* **Exercise**: Which lines in the material below contain the word "сделаем"? Copy each of them.

* **Given records**:
*** Begin section ***

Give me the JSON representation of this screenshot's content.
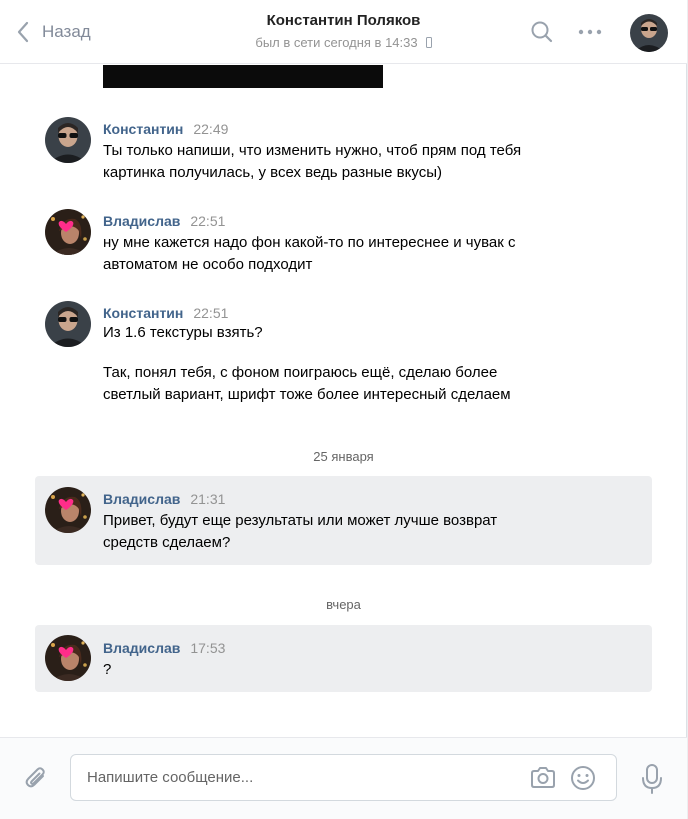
{
  "header": {
    "back_label": "Назад",
    "peer_name": "Константин Поляков",
    "peer_status": "был в сети сегодня в 14:33"
  },
  "icons": {
    "back": "chevron-left-icon",
    "search": "search-icon",
    "more": "more-horizontal-icon",
    "phone": "mobile-phone-icon",
    "attach": "paperclip-icon",
    "camera": "camera-icon",
    "smile": "smile-icon",
    "mic": "microphone-icon"
  },
  "colors": {
    "author": "#42648b",
    "unread_bg": "#edeef0",
    "muted": "#939393"
  },
  "messages": [
    {
      "author": "Константин",
      "time": "22:49",
      "lines": [
        "Ты только напиши, что изменить нужно, чтоб прям под тебя",
        "картинка получилась, у всех ведь разные вкусы)"
      ],
      "unread": false
    },
    {
      "author": "Владислав",
      "time": "22:51",
      "lines": [
        "ну мне кажется надо фон какой-то по интереснее и чувак с",
        "автоматом не особо подходит"
      ],
      "unread": false
    },
    {
      "author": "Константин",
      "time": "22:51",
      "lines": [
        "Из 1.6 текстуры взять?"
      ],
      "extra_lines": [
        "Так, понял тебя, с фоном поиграюсь ещё, сделаю более",
        "светлый вариант, шрифт тоже более интересный сделаем"
      ],
      "unread": false
    },
    {
      "author": "Владислав",
      "time": "21:31",
      "lines": [
        "Привет, будут еще результаты или может лучше возврат",
        "средств сделаем?"
      ],
      "unread": true
    },
    {
      "author": "Владислав",
      "time": "17:53",
      "lines": [
        "?"
      ],
      "unread": true
    }
  ],
  "dividers": [
    "25 января",
    "вчера"
  ],
  "composer": {
    "placeholder": "Напишите сообщение..."
  }
}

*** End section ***

* **Result of the task**:
        "светлый вариант, шрифт тоже более интересный сделаем"
        "средств сделаем?"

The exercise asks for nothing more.